James Fitzsimons: Tax hikes inevitable as public spending spins out of control
While the Government fails to keep a tight rein on expenditure, drastic measures will ensue, writes James Fitzsimons
The standard rate of income tax may still be 20 per cent, but it is moving to 30 per cent and maybe even 35 per cent as it was many years ago. Capital gains tax, gift tax and inheritance tax moved to 30 per cent in the Budget.
Even the domicile tax moved to 30 per cent for well-heeled Irish people who moved their tax base abroad. In spite of what the Government says, the rate of tax on income is increasing and will continue to do so. While the Government refuses to bring expenditure under control, we can only borrow or tax our way forward. National debt spiralled out of control in the last three years to pay back foreign banks that refuse to accept their losses.

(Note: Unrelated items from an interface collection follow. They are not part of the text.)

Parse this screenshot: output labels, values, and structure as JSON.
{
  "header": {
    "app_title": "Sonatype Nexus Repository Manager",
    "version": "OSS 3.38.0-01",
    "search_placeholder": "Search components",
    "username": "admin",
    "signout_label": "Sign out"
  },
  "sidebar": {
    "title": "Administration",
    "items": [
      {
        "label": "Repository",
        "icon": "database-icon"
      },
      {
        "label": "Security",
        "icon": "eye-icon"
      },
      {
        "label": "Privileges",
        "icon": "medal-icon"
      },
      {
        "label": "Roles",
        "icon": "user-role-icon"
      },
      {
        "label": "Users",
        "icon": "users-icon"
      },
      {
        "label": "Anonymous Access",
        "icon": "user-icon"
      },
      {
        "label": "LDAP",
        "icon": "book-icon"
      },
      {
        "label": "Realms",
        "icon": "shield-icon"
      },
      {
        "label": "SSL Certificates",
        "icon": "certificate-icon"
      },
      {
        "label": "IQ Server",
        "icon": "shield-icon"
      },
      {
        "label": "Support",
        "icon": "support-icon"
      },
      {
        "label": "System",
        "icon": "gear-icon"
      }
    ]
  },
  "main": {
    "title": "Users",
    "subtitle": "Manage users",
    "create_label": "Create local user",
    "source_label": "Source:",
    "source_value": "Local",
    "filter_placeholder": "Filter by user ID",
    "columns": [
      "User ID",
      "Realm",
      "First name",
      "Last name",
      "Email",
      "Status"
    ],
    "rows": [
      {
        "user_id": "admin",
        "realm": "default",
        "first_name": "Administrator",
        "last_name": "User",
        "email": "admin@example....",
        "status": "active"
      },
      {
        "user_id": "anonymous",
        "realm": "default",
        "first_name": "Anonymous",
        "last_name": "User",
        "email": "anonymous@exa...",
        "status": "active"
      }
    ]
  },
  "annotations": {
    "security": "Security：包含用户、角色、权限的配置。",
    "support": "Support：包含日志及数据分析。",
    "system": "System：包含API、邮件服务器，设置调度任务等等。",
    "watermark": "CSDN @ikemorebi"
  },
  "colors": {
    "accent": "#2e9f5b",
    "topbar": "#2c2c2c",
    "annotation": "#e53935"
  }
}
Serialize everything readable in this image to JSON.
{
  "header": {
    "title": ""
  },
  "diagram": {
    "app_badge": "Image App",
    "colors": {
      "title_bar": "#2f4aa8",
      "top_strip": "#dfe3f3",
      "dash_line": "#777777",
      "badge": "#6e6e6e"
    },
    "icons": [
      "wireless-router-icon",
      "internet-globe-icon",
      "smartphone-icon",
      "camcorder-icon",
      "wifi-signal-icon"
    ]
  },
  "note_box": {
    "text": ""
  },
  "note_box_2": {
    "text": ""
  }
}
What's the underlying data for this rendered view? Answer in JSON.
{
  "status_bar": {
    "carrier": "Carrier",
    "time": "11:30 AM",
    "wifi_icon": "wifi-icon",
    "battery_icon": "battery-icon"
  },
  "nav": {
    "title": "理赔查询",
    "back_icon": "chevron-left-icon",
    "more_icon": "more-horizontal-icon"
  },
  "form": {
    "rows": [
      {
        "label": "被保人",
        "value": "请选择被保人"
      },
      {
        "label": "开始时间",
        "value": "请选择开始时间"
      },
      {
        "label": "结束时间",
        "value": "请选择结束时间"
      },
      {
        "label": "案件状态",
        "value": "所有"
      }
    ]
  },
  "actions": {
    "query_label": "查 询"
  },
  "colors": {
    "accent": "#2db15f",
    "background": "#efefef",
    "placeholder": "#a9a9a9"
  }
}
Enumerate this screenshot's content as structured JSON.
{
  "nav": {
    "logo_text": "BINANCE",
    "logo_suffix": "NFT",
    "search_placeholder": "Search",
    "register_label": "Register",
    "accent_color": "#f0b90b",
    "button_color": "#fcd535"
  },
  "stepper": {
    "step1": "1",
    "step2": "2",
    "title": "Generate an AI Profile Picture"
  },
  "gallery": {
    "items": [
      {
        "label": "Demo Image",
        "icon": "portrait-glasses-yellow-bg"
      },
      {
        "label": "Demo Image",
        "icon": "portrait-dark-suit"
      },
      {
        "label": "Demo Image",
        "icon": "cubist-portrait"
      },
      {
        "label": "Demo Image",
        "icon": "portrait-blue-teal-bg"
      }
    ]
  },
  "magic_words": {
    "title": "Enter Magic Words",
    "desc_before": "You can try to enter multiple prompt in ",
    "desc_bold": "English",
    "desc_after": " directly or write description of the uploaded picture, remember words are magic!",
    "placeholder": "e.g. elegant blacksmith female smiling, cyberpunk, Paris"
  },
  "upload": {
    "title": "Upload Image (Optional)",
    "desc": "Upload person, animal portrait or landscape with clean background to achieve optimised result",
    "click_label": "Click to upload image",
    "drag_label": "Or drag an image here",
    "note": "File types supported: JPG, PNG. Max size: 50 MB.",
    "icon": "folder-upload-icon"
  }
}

The real standard rate of tax is already at 27 per cent and the top rate of tax at 48 per cent when the universal social charge (USC) is added. The income tax system is inefficient. It always has been, in spite of the fact that net receipts reached €47.5bn in 2007. In 2010, net receipts were less than €32bn and they are about €34bn for 2011. We are €13.5bn down in revenue from its peak in 2007.